The indie developer taking on the galactic threat of triple-A

I have always wanted to make a sci-fi universe.”

Die-hard sci-fi fan and Australian developer Paul Turbett’s dream found itself a reality in complex spaceship-battling PC title Star Hammer: The Vanguard Prophecy.

Released by studio Black Lab Games earlier this year to positive reviews, the game allows players to deploy huge assault ships against the Nautilid alien threat.

I couldn’t find a recent game that did spaceship combat really well, and that’s always been my favourite part of sci-fi movies,” Turbett continues.

"The success of games like Civilization V and XCOM shows there is an audience for complex strategy games."

Paul Turbett, Black Lab Games

While it may be true that sci-fi games were in a lull when Turbett set out to build his galaxy several years ago, the current state of the genre is anything but restful.

Recent big-budget efforts such as Elite Dangerous and Civilization: Beyond Earth have propelled space-set games’ popularity into orbit, while the launches of upcoming giants No Man’s Sky and Star Citizen loom in the not so far, far away future.

Yet, Turbett says, it isn’t the glut of sci-fi titles, but the sheer number of new games as a whole, that threatens Star Hammer’s place in the market.

Even with the assistance of a publisher, it’s still hard to be noticed amongst the deluge of new releases,” he admits.

That means developers need to work harder to make something that is worthy of attention, which takes time – and time is money, as they say. Funding is still an issue – being able to cover costs while finding the unique thing that makes your game noteworthy.

There are so many games being produced that every niche is getting crowded. For fans, that’s great news because there is a lot to choose from – and if they tire of a genre, they can move on to something else. For developers, it makes every project a greater risk, because the attention of the audience is split between so many games.”

While sharing the sci-fi genre with triple-A monsters may be Star Hammer’s weakness, genre is also its strength.

The game doesn’t opt for the dogfighting flight simulation mechanics of Star Citizen, Elite Dangerous and No Man’s Sky. Instead, it’s a tactical strategy game more akin to Civilization and MMO success story EVE Online.

But even within the crowded strategy genre, Star Hammer stands out. For one, the game sits in a sub-category known as 4X – meaning its complicated gameplay is tough for newcomers to grasp, but will pay dividends to those who invest the time to learn its nuances.

Turbett sees the popularity of more accessible PC strategy games as encouraging more players to try harder takes on the format.

The success of games like Civ V and XCOM is a positive sign, because it shows that there is an audience for more complex strategy games with high production values,” he explains.

"When we started development on Star Hammer, we weren’t able to find an exact match in another product, but seeing other successful turn-based strategy games gave us the confidence that somebody would be willing to play our game.”
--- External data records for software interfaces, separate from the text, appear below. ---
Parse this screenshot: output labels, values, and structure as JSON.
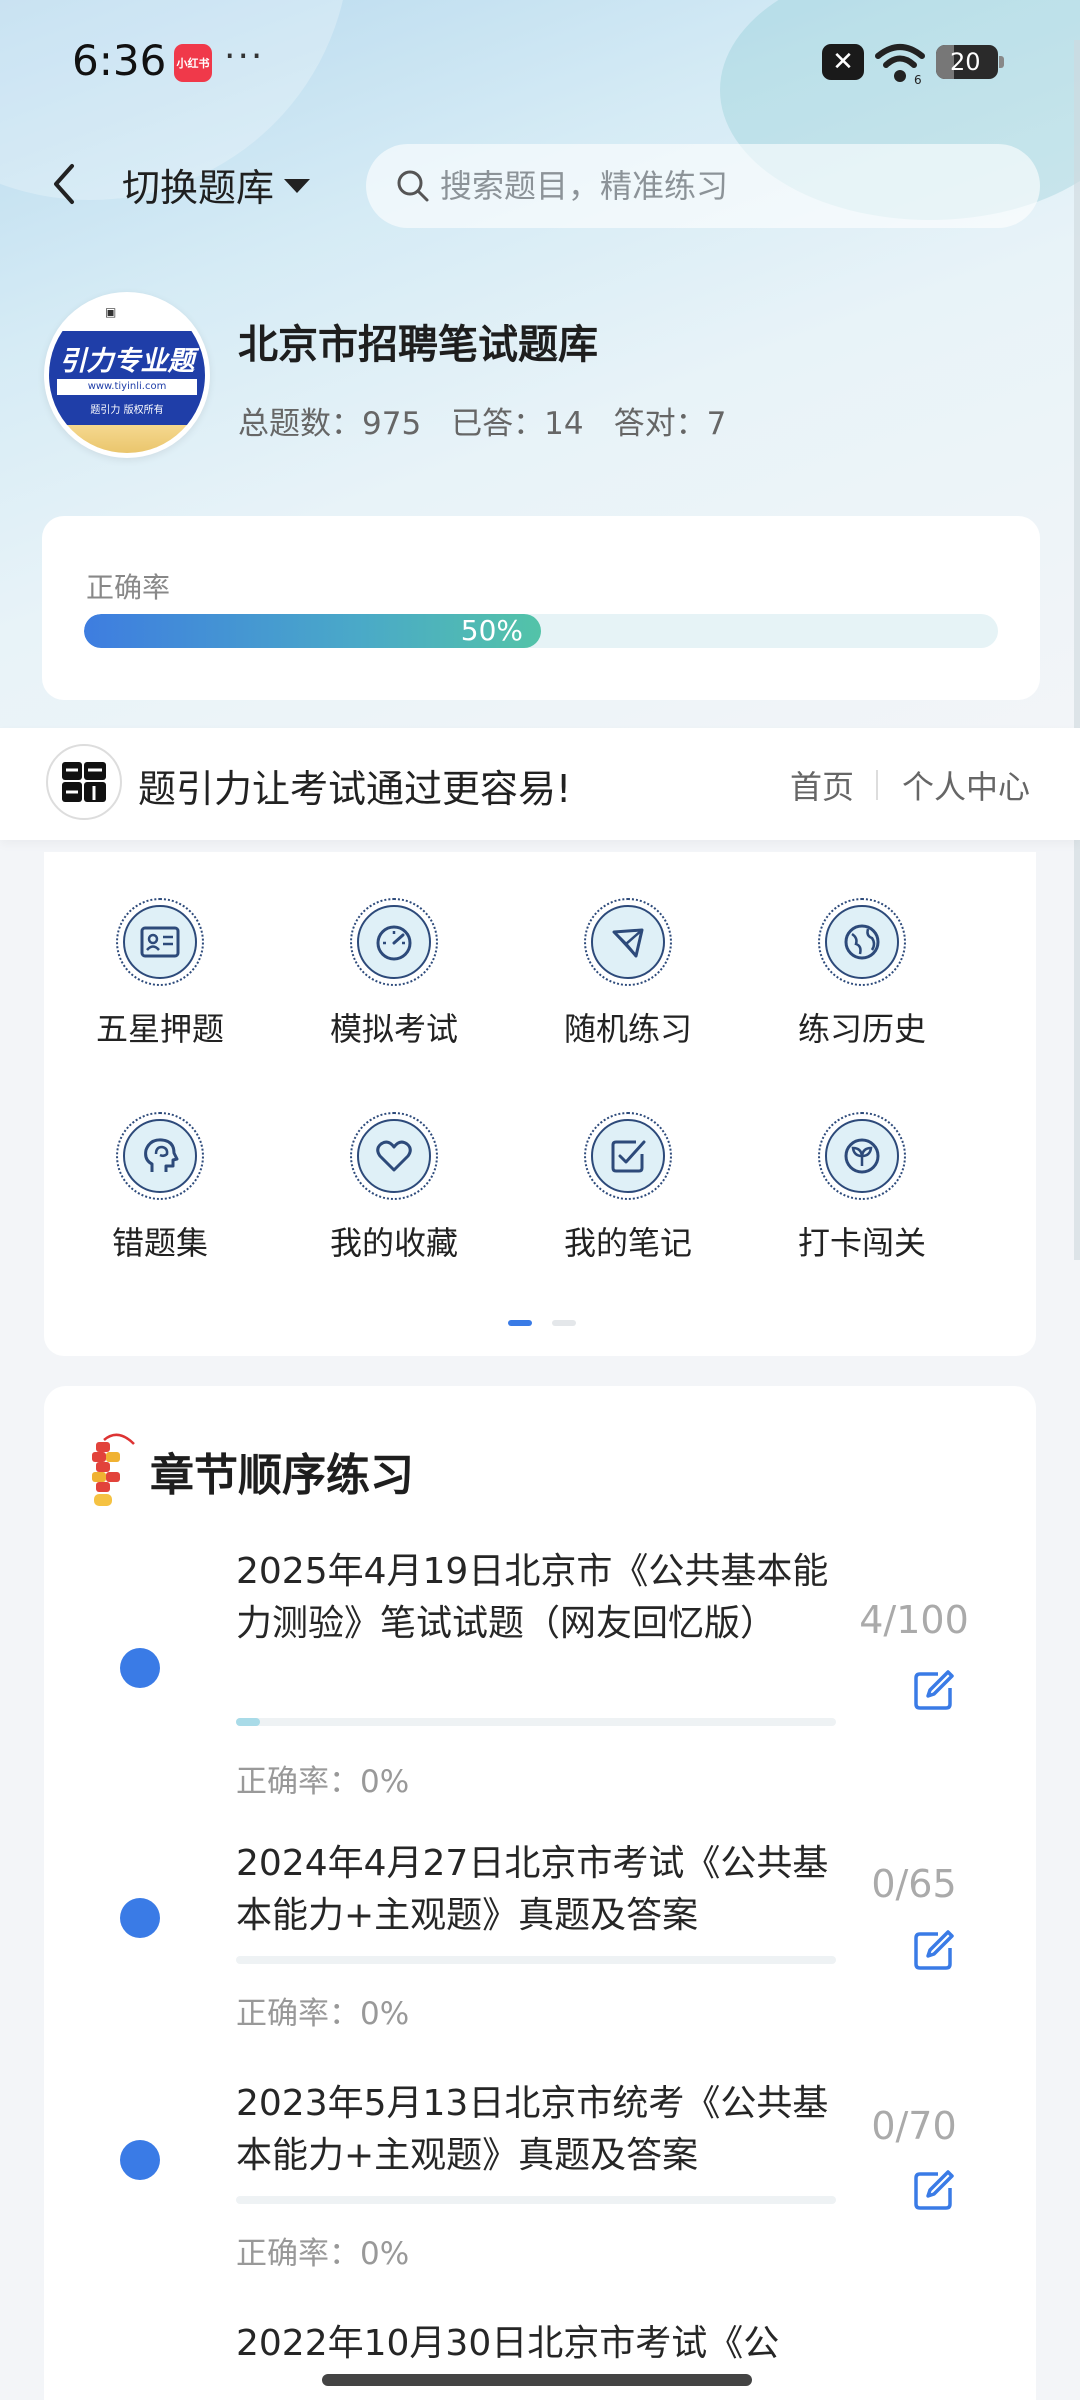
{
  "status_bar": {
    "time": "6:36",
    "app_badge": "小红书",
    "more": "···",
    "battery": "20"
  },
  "header": {
    "switch_label": "切换题库",
    "search_placeholder": "搜索题目，精准练习"
  },
  "bank": {
    "logo_text": "引力专业题",
    "logo_url": "www.tiyinli.com",
    "logo_small": "题引力 版权所有",
    "title": "北京市招聘笔试题库",
    "total_label": "总题数：975",
    "answered_label": "已答：14",
    "correct_label": "答对：7"
  },
  "accuracy": {
    "label": "正确率",
    "value_text": "50%",
    "value": 0.5
  },
  "slogan": {
    "text": "题引力让考试通过更容易!",
    "nav_home": "首页",
    "nav_me": "个人中心"
  },
  "grid": {
    "items": [
      {
        "label": "五星押题",
        "icon": "id-card-icon"
      },
      {
        "label": "模拟考试",
        "icon": "speedometer-icon"
      },
      {
        "label": "随机练习",
        "icon": "network-icon"
      },
      {
        "label": "练习历史",
        "icon": "globe-icon"
      },
      {
        "label": "错题集",
        "icon": "brain-head-icon"
      },
      {
        "label": "我的收藏",
        "icon": "heart-icon"
      },
      {
        "label": "我的笔记",
        "icon": "checklist-icon"
      },
      {
        "label": "打卡闯关",
        "icon": "sprout-icon"
      }
    ],
    "page": 1,
    "pages": 2
  },
  "chapters": {
    "title": "章节顺序练习",
    "items": [
      {
        "name": "2025年4月19日北京市《公共基本能力测验》笔试试题（网友回忆版）",
        "accuracy": "正确率：0%",
        "count": "4/100",
        "progress": 0.04
      },
      {
        "name": "2024年4月27日北京市考试《公共基本能力+主观题》真题及答案",
        "accuracy": "正确率：0%",
        "count": "0/65",
        "progress": 0
      },
      {
        "name": "2023年5月13日北京市统考《公共基本能力+主观题》真题及答案",
        "accuracy": "正确率：0%",
        "count": "0/70",
        "progress": 0
      },
      {
        "name": "2022年10月30日北京市考试《公",
        "accuracy": "",
        "count": "",
        "progress": 0
      }
    ]
  },
  "colors": {
    "accent": "#3a7be6",
    "icon_stroke": "#2d4a7a",
    "icon_fill": "#dff0f7"
  }
}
"There are so many games being produced that every niche is getting crowded. For fans, that’s great news. For developers, it makes every project a greater risk.”

Paul Turbett, Black Lab Games

Turbett set out to make a universe of his own design, and Star Hammer lives up to that objective.

He encourages other indie developers to avoid fearing big-budget competition and play to their individual strengths, ultimately finding space for their unique creation.

There is certainly more support for indie development today,” he effuses.

Whether its low cost tools, like Unity and Unreal – who would have put ‘Unreal’ and ‘low-cost’ in the same sentence five years ago? – increased access to high-volume stores like Steam, or indie-friendly specialist publishers, there has never been a better time to make games.”

About MCV Staff

Check Also

Gina Jackson OBE is announced as CEO of mental health charity Safe in our World

Industry veteran takes charge of rapidly-growing charity